Dr. L.D. Pankey, Sr. (“L.D.”) was born on July 31, 1901. He received his Doctorate in Dental Surgery degree from the College of Dentistry at the University of Louisville, practiced in New Castle, Kentucky, for one year, and then relocated his practice to Coral Gables, Florida, in 1926.
The motivation for his decision to leave New Castle came when he received a letter from his mother. She wrote,” I am happy you are doing so well in your practice, but I hope you are not doing to your patients what has been done to me. I have had all my teeth out and now have dentures. This has been the unhappiest experience of my life.”
L.D. had examined his parents while in dental school and was sure they did not need dentures. After reading his mother’s letter, he made a commitment to practice dentistry in a new way, focused on saving teeth. This was a difficult decision because at that time he did not know how to achieve his commitment. In 1926 the typical dental practice provided examinations, cleanings, extractions, silver and silicate fillings, and complete and partial dentures.
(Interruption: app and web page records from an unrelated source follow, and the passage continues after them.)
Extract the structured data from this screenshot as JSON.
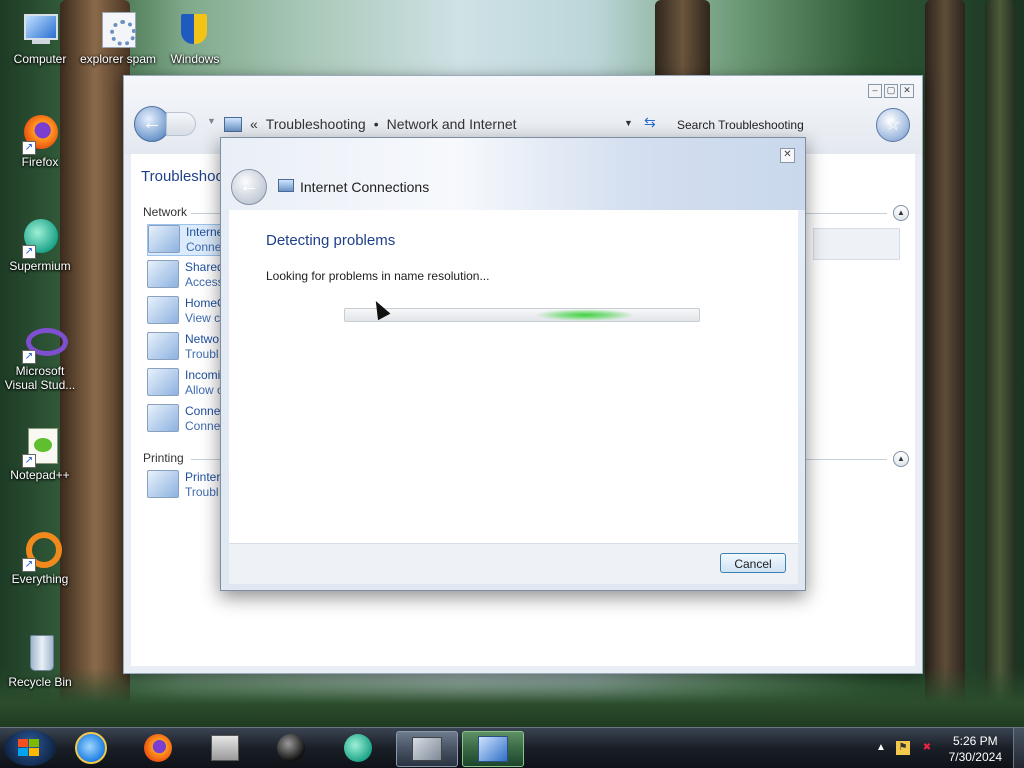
{
  "desktop": {
    "icons": [
      {
        "label": "Computer"
      },
      {
        "label": "explorer spam"
      },
      {
        "label": "Windows"
      },
      {
        "label": "Firefox"
      },
      {
        "label": "Supermium"
      },
      {
        "label": "Microsoft Visual Stud..."
      },
      {
        "label": "Notepad++"
      },
      {
        "label": "Everything"
      },
      {
        "label": "Recycle Bin"
      }
    ]
  },
  "control_panel": {
    "breadcrumb": {
      "sep": "«",
      "part1": "Troubleshooting",
      "dot": "•",
      "part2": "Network and Internet"
    },
    "search_placeholder": "Search Troubleshooting",
    "page_title": "Troubleshoo",
    "sections": [
      {
        "name": "Network"
      },
      {
        "name": "Printing"
      }
    ],
    "items": [
      {
        "line1": "Interne",
        "line2": "Conne"
      },
      {
        "line1": "Shared",
        "line2": "Access"
      },
      {
        "line1": "HomeG",
        "line2": "View co"
      },
      {
        "line1": "Netwo",
        "line2": "Troubl"
      },
      {
        "line1": "Incomi",
        "line2": "Allow c"
      },
      {
        "line1": "Conne",
        "line2": "Conne"
      },
      {
        "line1": "Printer",
        "line2": "Troubl"
      }
    ]
  },
  "dialog": {
    "title": "Internet Connections",
    "heading": "Detecting problems",
    "status": "Looking for problems in name resolution...",
    "cancel_label": "Cancel",
    "close_glyph": "✕"
  },
  "taskbar": {
    "clock_time": "5:26 PM",
    "clock_date": "7/30/2024",
    "apps": [
      "start-button",
      "internet-explorer",
      "firefox",
      "file-explorer",
      "media-app",
      "supermium",
      "control-panel",
      "troubleshooter"
    ]
  },
  "colors": {
    "accent": "#1e3f8a",
    "progress": "#3fd23f"
  }
}
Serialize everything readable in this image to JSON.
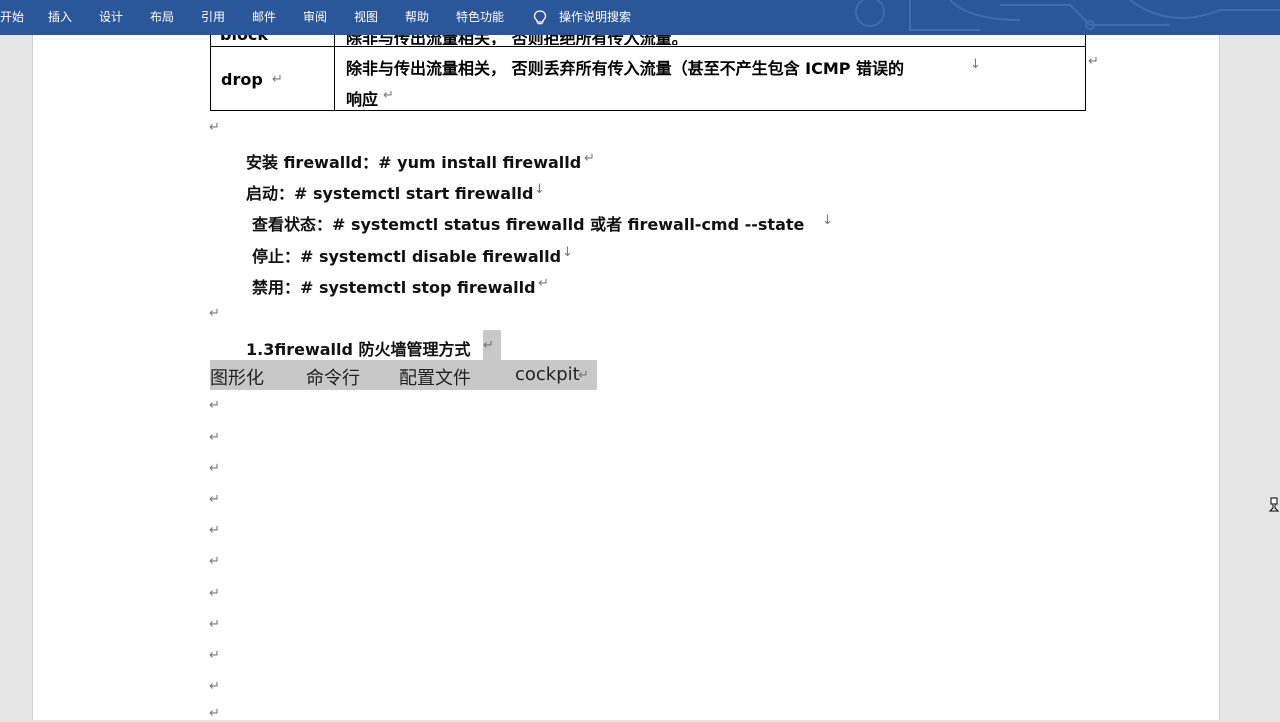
{
  "ribbon": {
    "tabs": [
      {
        "label": "开始"
      },
      {
        "label": "插入"
      },
      {
        "label": "设计"
      },
      {
        "label": "布局"
      },
      {
        "label": "引用"
      },
      {
        "label": "邮件"
      },
      {
        "label": "审阅"
      },
      {
        "label": "视图"
      },
      {
        "label": "帮助"
      },
      {
        "label": "特色功能"
      }
    ],
    "tell_me": "操作说明搜索",
    "icon": "lightbulb-icon",
    "color": "#2b579a"
  },
  "table": {
    "rows": [
      {
        "name": "block",
        "desc": "除非与传出流量相关，  否则拒绝所有传入流量。"
      },
      {
        "name": "drop",
        "desc_line1": "除非与传出流量相关，  否则丢弃所有传入流量（甚至不产生包含 ICMP 错误的",
        "desc_line2": "响应"
      }
    ]
  },
  "commands": [
    {
      "text": "安装 firewalld：# yum install firewalld"
    },
    {
      "text": "启动：# systemctl start firewalld"
    },
    {
      "text": "查看状态：# systemctl status firewalld  或者  firewall-cmd --state"
    },
    {
      "text": "停止：# systemctl disable firewalld"
    },
    {
      "text": "禁用：# systemctl stop firewalld"
    }
  ],
  "section_heading": "1.3firewalld 防火墙管理方式",
  "management_modes": [
    "图形化",
    "命令行",
    "配置文件",
    "cockpit"
  ],
  "paragraph_mark": "↵",
  "line_break_mark": "↓"
}
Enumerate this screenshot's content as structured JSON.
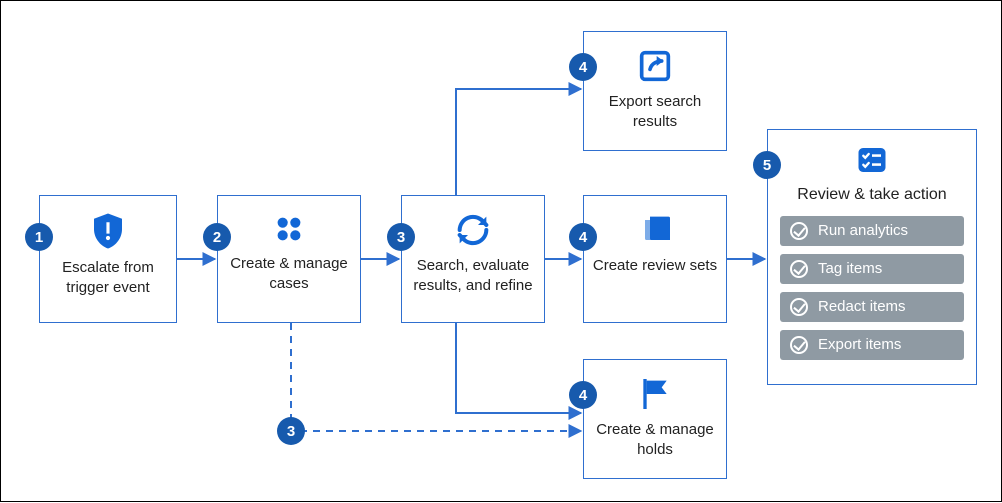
{
  "diagram": {
    "nodes": {
      "escalate": {
        "badge": "1",
        "label": "Escalate from trigger event"
      },
      "cases": {
        "badge": "2",
        "label": "Create & manage cases"
      },
      "search": {
        "badge": "3",
        "label": "Search, evaluate results, and refine"
      },
      "export": {
        "badge": "4",
        "label": "Export search results"
      },
      "reviewsets": {
        "badge": "4",
        "label": "Create review sets"
      },
      "holds": {
        "badge": "4",
        "label": "Create & manage holds"
      },
      "review": {
        "badge": "5",
        "label": "Review & take action"
      }
    },
    "dashed_badge": "3",
    "actions": [
      "Run analytics",
      "Tag items",
      "Redact items",
      "Export items"
    ]
  },
  "chart_data": {
    "type": "flow-diagram",
    "nodes": [
      {
        "id": "escalate",
        "step": 1,
        "label": "Escalate from trigger event"
      },
      {
        "id": "cases",
        "step": 2,
        "label": "Create & manage cases"
      },
      {
        "id": "search",
        "step": 3,
        "label": "Search, evaluate results, and refine"
      },
      {
        "id": "export",
        "step": 4,
        "label": "Export search results"
      },
      {
        "id": "reviewsets",
        "step": 4,
        "label": "Create review sets"
      },
      {
        "id": "holds",
        "step": 4,
        "label": "Create & manage holds"
      },
      {
        "id": "review",
        "step": 5,
        "label": "Review & take action",
        "sub_actions": [
          "Run analytics",
          "Tag items",
          "Redact items",
          "Export items"
        ]
      }
    ],
    "edges": [
      {
        "from": "escalate",
        "to": "cases",
        "style": "solid"
      },
      {
        "from": "cases",
        "to": "search",
        "style": "solid"
      },
      {
        "from": "search",
        "to": "export",
        "style": "solid"
      },
      {
        "from": "search",
        "to": "reviewsets",
        "style": "solid"
      },
      {
        "from": "search",
        "to": "holds",
        "style": "solid"
      },
      {
        "from": "cases",
        "to": "holds",
        "style": "dashed",
        "via_step": 3
      },
      {
        "from": "reviewsets",
        "to": "review",
        "style": "solid"
      }
    ]
  }
}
His decision to leave New Castle, Kentucky was driven by the desire to have a new, fresh start and to find his own way to practice dentistry without removing teeth. Over his lifetime, he often said, “When I left New Castle, I vowed that I would never take out another tooth as long as I lived.”
Shortly after arriving in Coral Gables, he was lucky to be invited to join a unique dental study club in Miami headed by an oral surgeon. The purpose of the study club was to study ways to prevent tooth loss. He couldn’t have moved to a better place to learn with and from other like-minded professionals.
What made this club unique was they did not pay an honorarium to speakers., Instead, they paid their travel expenses, and they personally entertained the speakers in their homes for the week. The speakers were happy to have a mini vacation with their families in Miami. This gave L.D. the opportunity to meet and befriend them.
Among the visiting speakers were notables such as Winston Price who talked about nutrition as it related to caries, C.C. Bass MD who talked about flossing and home care (the Bass tooth brushing technique and unwaxed floss), Harry Morton who talked about restorative dentistry and showed them how to use of the Munson articulator to create the curve of Spee and Wilson, and Clyde Schuyler who came down from New York City to discuss his ideas on occlusion.
The letter from his mother launched his unique career and influence on dentistry which has been indelible for the last 90 years. Reflecting on L.D., the person who inspired me most to take the career journey I have been on for over 50 years, I realize his philosophy of dentistry and his friendship still inspire and shape me. His mother’s letter is always on my mind as I continue to teach prosthodontics and chair the Department of Dentistry at the University of Toledo. I can’t imagine a more meaningful life than providing others with optimal health, function, and the happiness of having a beautiful smile.